All the entries that follow are to be returned exactly.

━━━━━━━━━━━━━━━━

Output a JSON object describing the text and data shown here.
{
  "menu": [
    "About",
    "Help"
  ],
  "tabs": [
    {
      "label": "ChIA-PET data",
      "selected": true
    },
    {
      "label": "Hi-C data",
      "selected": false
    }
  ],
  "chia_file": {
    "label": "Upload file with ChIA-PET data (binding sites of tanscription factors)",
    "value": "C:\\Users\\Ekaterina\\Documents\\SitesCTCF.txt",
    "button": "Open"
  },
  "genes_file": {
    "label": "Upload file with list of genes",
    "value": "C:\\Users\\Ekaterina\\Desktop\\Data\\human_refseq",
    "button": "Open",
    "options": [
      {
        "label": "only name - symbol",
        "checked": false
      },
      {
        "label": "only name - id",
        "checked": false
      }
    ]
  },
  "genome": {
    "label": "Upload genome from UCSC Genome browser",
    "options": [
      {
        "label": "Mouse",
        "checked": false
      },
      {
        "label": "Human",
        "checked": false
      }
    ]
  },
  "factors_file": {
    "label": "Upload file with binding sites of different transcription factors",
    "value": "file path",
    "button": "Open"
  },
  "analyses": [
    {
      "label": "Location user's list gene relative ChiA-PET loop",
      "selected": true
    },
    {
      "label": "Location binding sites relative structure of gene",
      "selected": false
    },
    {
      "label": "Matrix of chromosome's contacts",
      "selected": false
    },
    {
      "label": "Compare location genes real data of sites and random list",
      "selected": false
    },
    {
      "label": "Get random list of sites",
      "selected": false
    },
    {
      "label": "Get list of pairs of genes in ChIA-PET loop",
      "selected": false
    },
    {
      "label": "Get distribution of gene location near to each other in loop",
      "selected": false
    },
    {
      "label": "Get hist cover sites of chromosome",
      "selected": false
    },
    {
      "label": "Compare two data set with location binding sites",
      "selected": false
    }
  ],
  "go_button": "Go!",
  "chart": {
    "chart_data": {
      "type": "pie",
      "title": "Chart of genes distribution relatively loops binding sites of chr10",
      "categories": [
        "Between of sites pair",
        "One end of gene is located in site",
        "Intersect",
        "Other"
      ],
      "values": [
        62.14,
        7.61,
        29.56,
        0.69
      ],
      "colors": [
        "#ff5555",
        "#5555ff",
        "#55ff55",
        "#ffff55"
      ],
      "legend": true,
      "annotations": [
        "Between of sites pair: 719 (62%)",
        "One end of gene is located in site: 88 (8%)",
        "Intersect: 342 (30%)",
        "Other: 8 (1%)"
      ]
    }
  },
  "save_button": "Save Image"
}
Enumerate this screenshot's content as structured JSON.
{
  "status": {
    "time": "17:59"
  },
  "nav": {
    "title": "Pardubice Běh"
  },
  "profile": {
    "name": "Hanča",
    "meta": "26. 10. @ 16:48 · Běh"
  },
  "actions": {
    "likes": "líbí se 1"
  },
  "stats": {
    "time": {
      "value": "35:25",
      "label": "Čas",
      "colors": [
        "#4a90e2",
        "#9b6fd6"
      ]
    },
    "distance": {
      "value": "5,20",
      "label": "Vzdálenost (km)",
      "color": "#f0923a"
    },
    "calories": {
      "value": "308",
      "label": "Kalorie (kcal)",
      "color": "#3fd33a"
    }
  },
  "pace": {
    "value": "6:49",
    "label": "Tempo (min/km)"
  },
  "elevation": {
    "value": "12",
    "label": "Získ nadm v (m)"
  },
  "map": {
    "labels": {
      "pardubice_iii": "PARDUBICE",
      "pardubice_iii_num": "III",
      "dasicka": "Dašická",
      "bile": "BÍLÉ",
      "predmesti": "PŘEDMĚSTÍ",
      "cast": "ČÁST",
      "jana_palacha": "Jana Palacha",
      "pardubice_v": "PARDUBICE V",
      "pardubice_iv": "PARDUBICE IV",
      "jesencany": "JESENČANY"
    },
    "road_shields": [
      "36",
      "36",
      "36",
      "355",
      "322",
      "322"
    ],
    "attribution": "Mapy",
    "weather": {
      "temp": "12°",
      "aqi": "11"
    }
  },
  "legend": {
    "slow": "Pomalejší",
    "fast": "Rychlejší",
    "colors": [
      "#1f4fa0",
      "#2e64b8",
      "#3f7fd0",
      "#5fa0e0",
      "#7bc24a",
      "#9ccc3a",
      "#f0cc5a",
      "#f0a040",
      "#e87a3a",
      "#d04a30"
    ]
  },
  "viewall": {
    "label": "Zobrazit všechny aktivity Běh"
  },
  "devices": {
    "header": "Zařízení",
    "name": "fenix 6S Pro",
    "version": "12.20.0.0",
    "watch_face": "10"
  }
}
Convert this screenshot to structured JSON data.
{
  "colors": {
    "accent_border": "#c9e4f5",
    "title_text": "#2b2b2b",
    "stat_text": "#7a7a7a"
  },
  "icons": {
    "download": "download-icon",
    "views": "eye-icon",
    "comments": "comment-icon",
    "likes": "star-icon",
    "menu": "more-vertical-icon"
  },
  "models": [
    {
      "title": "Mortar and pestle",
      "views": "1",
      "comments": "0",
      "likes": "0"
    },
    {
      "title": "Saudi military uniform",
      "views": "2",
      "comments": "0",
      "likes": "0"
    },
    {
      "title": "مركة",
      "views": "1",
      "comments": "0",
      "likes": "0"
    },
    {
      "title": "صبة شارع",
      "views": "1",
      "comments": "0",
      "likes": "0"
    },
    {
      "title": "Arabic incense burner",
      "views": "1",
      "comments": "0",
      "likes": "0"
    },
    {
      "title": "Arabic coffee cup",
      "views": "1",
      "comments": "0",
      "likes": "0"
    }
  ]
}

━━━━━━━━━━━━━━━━

Result of this task
Output a JSON object describing the text and data shown here.
{
  "menu": [
    "About",
    "Help"
  ],
  "tabs": [
    {
      "label": "ChIA-PET data",
      "selected": true
    },
    {
      "label": "Hi-C data",
      "selected": false
    }
  ],
  "chia_file": {
    "label": "Upload file with ChIA-PET data (binding sites of tanscription factors)",
    "value": "C:\\Users\\Ekaterina\\Documents\\SitesCTCF.txt",
    "button": "Open"
  },
  "genes_file": {
    "label": "Upload file with list of genes",
    "value": "C:\\Users\\Ekaterina\\Desktop\\Data\\human_refseq",
    "button": "Open",
    "options": [
      {
        "label": "only name - symbol",
        "checked": false
      },
      {
        "label": "only name - id",
        "checked": false
      }
    ]
  },
  "genome": {
    "label": "Upload genome from UCSC Genome browser",
    "options": [
      {
        "label": "Mouse",
        "checked": false
      },
      {
        "label": "Human",
        "checked": false
      }
    ]
  },
  "factors_file": {
    "label": "Upload file with binding sites of different transcription factors",
    "value": "file path",
    "button": "Open"
  },
  "analyses": [
    {
      "label": "Location user's list gene relative ChiA-PET loop",
      "selected": true
    },
    {
      "label": "Location binding sites relative structure of gene",
      "selected": false
    },
    {
      "label": "Matrix of chromosome's contacts",
      "selected": false
    },
    {
      "label": "Compare location genes real data of sites and random list",
      "selected": false
    },
    {
      "label": "Get random list of sites",
      "selected": false
    },
    {
      "label": "Get list of pairs of genes in ChIA-PET loop",
      "selected": false
    },
    {
      "label": "Get distribution of gene location near to each other in loop",
      "selected": false
    },
    {
      "label": "Get hist cover sites of chromosome",
      "selected": false
    },
    {
      "label": "Compare two data set with location binding sites",
      "selected": false
    }
  ],
  "go_button": "Go!",
  "chart": {
    "chart_data": {
      "type": "pie",
      "title": "Chart of genes distribution relatively loops binding sites of chr10",
      "categories": [
        "Between of sites pair",
        "One end of gene is located in site",
        "Intersect",
        "Other"
      ],
      "values": [
        62.14,
        7.61,
        29.56,
        0.69
      ],
      "colors": [
        "#ff5555",
        "#5555ff",
        "#55ff55",
        "#ffff55"
      ],
      "legend": true,
      "annotations": [
        "Between of sites pair: 719 (62%)",
        "One end of gene is located in site: 88 (8%)",
        "Intersect: 342 (30%)",
        "Other: 8 (1%)"
      ]
    }
  },
  "save_button": "Save Image"
}
Enumerate this screenshot's content as structured JSON.
{
  "status": {
    "time": "17:59"
  },
  "nav": {
    "title": "Pardubice Běh"
  },
  "profile": {
    "name": "Hanča",
    "meta": "26. 10. @ 16:48 · Běh"
  },
  "actions": {
    "likes": "líbí se 1"
  },
  "stats": {
    "time": {
      "value": "35:25",
      "label": "Čas",
      "colors": [
        "#4a90e2",
        "#9b6fd6"
      ]
    },
    "distance": {
      "value": "5,20",
      "label": "Vzdálenost (km)",
      "color": "#f0923a"
    },
    "calories": {
      "value": "308",
      "label": "Kalorie (kcal)",
      "color": "#3fd33a"
    }
  },
  "pace": {
    "value": "6:49",
    "label": "Tempo (min/km)"
  },
  "elevation": {
    "value": "12",
    "label": "Získ nadm v (m)"
  },
  "map": {
    "labels": {
      "pardubice_iii": "PARDUBICE",
      "pardubice_iii_num": "III",
      "dasicka": "Dašická",
      "bile": "BÍLÉ",
      "predmesti": "PŘEDMĚSTÍ",
      "cast": "ČÁST",
      "jana_palacha": "Jana Palacha",
      "pardubice_v": "PARDUBICE V",
      "pardubice_iv": "PARDUBICE IV",
      "jesencany": "JESENČANY"
    },
    "road_shields": [
      "36",
      "36",
      "36",
      "355",
      "322",
      "322"
    ],
    "attribution": "Mapy",
    "weather": {
      "temp": "12°",
      "aqi": "11"
    }
  },
  "legend": {
    "slow": "Pomalejší",
    "fast": "Rychlejší",
    "colors": [
      "#1f4fa0",
      "#2e64b8",
      "#3f7fd0",
      "#5fa0e0",
      "#7bc24a",
      "#9ccc3a",
      "#f0cc5a",
      "#f0a040",
      "#e87a3a",
      "#d04a30"
    ]
  },
  "viewall": {
    "label": "Zobrazit všechny aktivity Běh"
  },
  "devices": {
    "header": "Zařízení",
    "name": "fenix 6S Pro",
    "version": "12.20.0.0",
    "watch_face": "10"
  }
}
Convert this screenshot to structured JSON data.
{
  "colors": {
    "accent_border": "#c9e4f5",
    "title_text": "#2b2b2b",
    "stat_text": "#7a7a7a"
  },
  "icons": {
    "download": "download-icon",
    "views": "eye-icon",
    "comments": "comment-icon",
    "likes": "star-icon",
    "menu": "more-vertical-icon"
  },
  "models": [
    {
      "title": "Mortar and pestle",
      "views": "1",
      "comments": "0",
      "likes": "0"
    },
    {
      "title": "Saudi military uniform",
      "views": "2",
      "comments": "0",
      "likes": "0"
    },
    {
      "title": "مركة",
      "views": "1",
      "comments": "0",
      "likes": "0"
    },
    {
      "title": "صبة شارع",
      "views": "1",
      "comments": "0",
      "likes": "0"
    },
    {
      "title": "Arabic incense burner",
      "views": "1",
      "comments": "0",
      "likes": "0"
    },
    {
      "title": "Arabic coffee cup",
      "views": "1",
      "comments": "0",
      "likes": "0"
    }
  ]
}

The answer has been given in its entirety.